_WHAT YOU HAVE TO DO_
A word-for-word restatement of every record is required.

_EXERCISE DATA_
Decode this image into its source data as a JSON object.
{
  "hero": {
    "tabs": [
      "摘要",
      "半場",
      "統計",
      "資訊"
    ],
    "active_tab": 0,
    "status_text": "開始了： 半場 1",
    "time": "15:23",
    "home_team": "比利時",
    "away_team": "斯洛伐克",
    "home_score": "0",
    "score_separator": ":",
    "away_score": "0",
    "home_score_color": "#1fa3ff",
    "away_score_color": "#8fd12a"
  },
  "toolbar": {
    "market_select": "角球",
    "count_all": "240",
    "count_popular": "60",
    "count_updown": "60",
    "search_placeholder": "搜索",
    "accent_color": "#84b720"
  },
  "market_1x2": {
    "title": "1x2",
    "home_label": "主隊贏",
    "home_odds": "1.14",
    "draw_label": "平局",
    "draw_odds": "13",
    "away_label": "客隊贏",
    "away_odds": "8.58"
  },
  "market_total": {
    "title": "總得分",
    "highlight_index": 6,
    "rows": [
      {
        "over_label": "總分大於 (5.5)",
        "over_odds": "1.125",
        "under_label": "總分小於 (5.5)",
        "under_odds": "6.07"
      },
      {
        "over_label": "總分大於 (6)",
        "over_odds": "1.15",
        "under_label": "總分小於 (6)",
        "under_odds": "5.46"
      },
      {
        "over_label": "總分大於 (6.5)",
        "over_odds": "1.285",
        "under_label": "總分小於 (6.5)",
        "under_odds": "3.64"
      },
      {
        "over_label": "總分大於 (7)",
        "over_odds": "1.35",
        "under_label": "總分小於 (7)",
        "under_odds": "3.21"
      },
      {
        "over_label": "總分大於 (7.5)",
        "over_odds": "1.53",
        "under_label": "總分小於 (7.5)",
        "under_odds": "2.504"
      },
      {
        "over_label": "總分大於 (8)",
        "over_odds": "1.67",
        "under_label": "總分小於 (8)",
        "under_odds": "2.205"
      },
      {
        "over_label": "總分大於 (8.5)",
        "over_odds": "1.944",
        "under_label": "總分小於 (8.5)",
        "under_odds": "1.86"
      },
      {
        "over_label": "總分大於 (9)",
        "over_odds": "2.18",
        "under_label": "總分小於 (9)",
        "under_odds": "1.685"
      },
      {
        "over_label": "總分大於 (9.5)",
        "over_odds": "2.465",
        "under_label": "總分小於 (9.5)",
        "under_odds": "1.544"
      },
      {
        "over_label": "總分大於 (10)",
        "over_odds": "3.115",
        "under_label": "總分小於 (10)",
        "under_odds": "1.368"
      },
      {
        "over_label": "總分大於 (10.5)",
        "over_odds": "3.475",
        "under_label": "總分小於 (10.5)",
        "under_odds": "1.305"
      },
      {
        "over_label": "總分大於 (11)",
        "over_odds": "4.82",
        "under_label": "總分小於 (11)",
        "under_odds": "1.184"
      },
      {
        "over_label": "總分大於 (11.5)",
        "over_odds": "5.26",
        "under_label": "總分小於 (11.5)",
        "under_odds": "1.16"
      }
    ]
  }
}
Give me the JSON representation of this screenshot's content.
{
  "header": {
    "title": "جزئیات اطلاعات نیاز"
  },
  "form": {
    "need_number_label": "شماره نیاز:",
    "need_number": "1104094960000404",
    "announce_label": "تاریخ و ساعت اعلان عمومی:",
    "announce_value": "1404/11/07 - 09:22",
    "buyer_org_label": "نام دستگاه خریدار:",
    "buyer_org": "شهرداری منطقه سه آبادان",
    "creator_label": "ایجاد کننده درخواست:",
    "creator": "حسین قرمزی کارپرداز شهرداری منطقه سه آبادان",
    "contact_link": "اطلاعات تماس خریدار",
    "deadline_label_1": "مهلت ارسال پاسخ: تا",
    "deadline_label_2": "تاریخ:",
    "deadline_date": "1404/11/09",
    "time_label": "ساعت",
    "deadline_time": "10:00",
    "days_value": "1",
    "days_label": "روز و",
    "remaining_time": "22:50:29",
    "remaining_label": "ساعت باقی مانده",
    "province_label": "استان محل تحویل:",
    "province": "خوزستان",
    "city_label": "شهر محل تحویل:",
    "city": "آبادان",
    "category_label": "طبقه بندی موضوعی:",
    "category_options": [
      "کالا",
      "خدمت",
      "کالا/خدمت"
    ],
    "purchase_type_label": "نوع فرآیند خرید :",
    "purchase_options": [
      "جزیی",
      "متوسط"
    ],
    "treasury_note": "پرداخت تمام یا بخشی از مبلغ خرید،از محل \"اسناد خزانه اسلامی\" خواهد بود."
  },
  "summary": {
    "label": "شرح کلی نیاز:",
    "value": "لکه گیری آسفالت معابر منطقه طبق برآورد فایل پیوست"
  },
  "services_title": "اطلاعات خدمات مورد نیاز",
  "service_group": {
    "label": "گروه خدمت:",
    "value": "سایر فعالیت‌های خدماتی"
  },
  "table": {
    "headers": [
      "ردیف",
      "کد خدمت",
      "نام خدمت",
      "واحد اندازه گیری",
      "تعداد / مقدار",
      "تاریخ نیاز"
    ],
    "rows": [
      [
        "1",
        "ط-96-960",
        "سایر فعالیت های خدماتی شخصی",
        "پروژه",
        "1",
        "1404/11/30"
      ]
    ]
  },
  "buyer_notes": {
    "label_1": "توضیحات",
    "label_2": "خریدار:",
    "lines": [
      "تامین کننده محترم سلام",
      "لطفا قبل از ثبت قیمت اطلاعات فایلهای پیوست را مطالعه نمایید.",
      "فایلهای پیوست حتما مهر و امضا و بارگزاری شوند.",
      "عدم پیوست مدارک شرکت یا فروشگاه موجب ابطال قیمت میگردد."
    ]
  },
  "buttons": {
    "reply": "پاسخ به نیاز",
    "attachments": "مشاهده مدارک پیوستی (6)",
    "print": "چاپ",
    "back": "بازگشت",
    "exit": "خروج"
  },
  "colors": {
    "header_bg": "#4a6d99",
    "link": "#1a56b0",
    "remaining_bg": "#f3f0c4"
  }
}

_RESPONSE AREA_
Decode this image into its source data as a JSON object.
{
  "hero": {
    "tabs": [
      "摘要",
      "半場",
      "統計",
      "資訊"
    ],
    "active_tab": 0,
    "status_text": "開始了： 半場 1",
    "time": "15:23",
    "home_team": "比利時",
    "away_team": "斯洛伐克",
    "home_score": "0",
    "score_separator": ":",
    "away_score": "0",
    "home_score_color": "#1fa3ff",
    "away_score_color": "#8fd12a"
  },
  "toolbar": {
    "market_select": "角球",
    "count_all": "240",
    "count_popular": "60",
    "count_updown": "60",
    "search_placeholder": "搜索",
    "accent_color": "#84b720"
  },
  "market_1x2": {
    "title": "1x2",
    "home_label": "主隊贏",
    "home_odds": "1.14",
    "draw_label": "平局",
    "draw_odds": "13",
    "away_label": "客隊贏",
    "away_odds": "8.58"
  },
  "market_total": {
    "title": "總得分",
    "highlight_index": 6,
    "rows": [
      {
        "over_label": "總分大於 (5.5)",
        "over_odds": "1.125",
        "under_label": "總分小於 (5.5)",
        "under_odds": "6.07"
      },
      {
        "over_label": "總分大於 (6)",
        "over_odds": "1.15",
        "under_label": "總分小於 (6)",
        "under_odds": "5.46"
      },
      {
        "over_label": "總分大於 (6.5)",
        "over_odds": "1.285",
        "under_label": "總分小於 (6.5)",
        "under_odds": "3.64"
      },
      {
        "over_label": "總分大於 (7)",
        "over_odds": "1.35",
        "under_label": "總分小於 (7)",
        "under_odds": "3.21"
      },
      {
        "over_label": "總分大於 (7.5)",
        "over_odds": "1.53",
        "under_label": "總分小於 (7.5)",
        "under_odds": "2.504"
      },
      {
        "over_label": "總分大於 (8)",
        "over_odds": "1.67",
        "under_label": "總分小於 (8)",
        "under_odds": "2.205"
      },
      {
        "over_label": "總分大於 (8.5)",
        "over_odds": "1.944",
        "under_label": "總分小於 (8.5)",
        "under_odds": "1.86"
      },
      {
        "over_label": "總分大於 (9)",
        "over_odds": "2.18",
        "under_label": "總分小於 (9)",
        "under_odds": "1.685"
      },
      {
        "over_label": "總分大於 (9.5)",
        "over_odds": "2.465",
        "under_label": "總分小於 (9.5)",
        "under_odds": "1.544"
      },
      {
        "over_label": "總分大於 (10)",
        "over_odds": "3.115",
        "under_label": "總分小於 (10)",
        "under_odds": "1.368"
      },
      {
        "over_label": "總分大於 (10.5)",
        "over_odds": "3.475",
        "under_label": "總分小於 (10.5)",
        "under_odds": "1.305"
      },
      {
        "over_label": "總分大於 (11)",
        "over_odds": "4.82",
        "under_label": "總分小於 (11)",
        "under_odds": "1.184"
      },
      {
        "over_label": "總分大於 (11.5)",
        "over_odds": "5.26",
        "under_label": "總分小於 (11.5)",
        "under_odds": "1.16"
      }
    ]
  }
}
Give me the JSON representation of this screenshot's content.
{
  "header": {
    "title": "جزئیات اطلاعات نیاز"
  },
  "form": {
    "need_number_label": "شماره نیاز:",
    "need_number": "1104094960000404",
    "announce_label": "تاریخ و ساعت اعلان عمومی:",
    "announce_value": "1404/11/07 - 09:22",
    "buyer_org_label": "نام دستگاه خریدار:",
    "buyer_org": "شهرداری منطقه سه آبادان",
    "creator_label": "ایجاد کننده درخواست:",
    "creator": "حسین قرمزی کارپرداز شهرداری منطقه سه آبادان",
    "contact_link": "اطلاعات تماس خریدار",
    "deadline_label_1": "مهلت ارسال پاسخ: تا",
    "deadline_label_2": "تاریخ:",
    "deadline_date": "1404/11/09",
    "time_label": "ساعت",
    "deadline_time": "10:00",
    "days_value": "1",
    "days_label": "روز و",
    "remaining_time": "22:50:29",
    "remaining_label": "ساعت باقی مانده",
    "province_label": "استان محل تحویل:",
    "province": "خوزستان",
    "city_label": "شهر محل تحویل:",
    "city": "آبادان",
    "category_label": "طبقه بندی موضوعی:",
    "category_options": [
      "کالا",
      "خدمت",
      "کالا/خدمت"
    ],
    "purchase_type_label": "نوع فرآیند خرید :",
    "purchase_options": [
      "جزیی",
      "متوسط"
    ],
    "treasury_note": "پرداخت تمام یا بخشی از مبلغ خرید،از محل \"اسناد خزانه اسلامی\" خواهد بود."
  },
  "summary": {
    "label": "شرح کلی نیاز:",
    "value": "لکه گیری آسفالت معابر منطقه طبق برآورد فایل پیوست"
  },
  "services_title": "اطلاعات خدمات مورد نیاز",
  "service_group": {
    "label": "گروه خدمت:",
    "value": "سایر فعالیت‌های خدماتی"
  },
  "table": {
    "headers": [
      "ردیف",
      "کد خدمت",
      "نام خدمت",
      "واحد اندازه گیری",
      "تعداد / مقدار",
      "تاریخ نیاز"
    ],
    "rows": [
      [
        "1",
        "ط-96-960",
        "سایر فعالیت های خدماتی شخصی",
        "پروژه",
        "1",
        "1404/11/30"
      ]
    ]
  },
  "buyer_notes": {
    "label_1": "توضیحات",
    "label_2": "خریدار:",
    "lines": [
      "تامین کننده محترم سلام",
      "لطفا قبل از ثبت قیمت اطلاعات فایلهای پیوست را مطالعه نمایید.",
      "فایلهای پیوست حتما مهر و امضا و بارگزاری شوند.",
      "عدم پیوست مدارک شرکت یا فروشگاه موجب ابطال قیمت میگردد."
    ]
  },
  "buttons": {
    "reply": "پاسخ به نیاز",
    "attachments": "مشاهده مدارک پیوستی (6)",
    "print": "چاپ",
    "back": "بازگشت",
    "exit": "خروج"
  },
  "colors": {
    "header_bg": "#4a6d99",
    "link": "#1a56b0",
    "remaining_bg": "#f3f0c4"
  }
}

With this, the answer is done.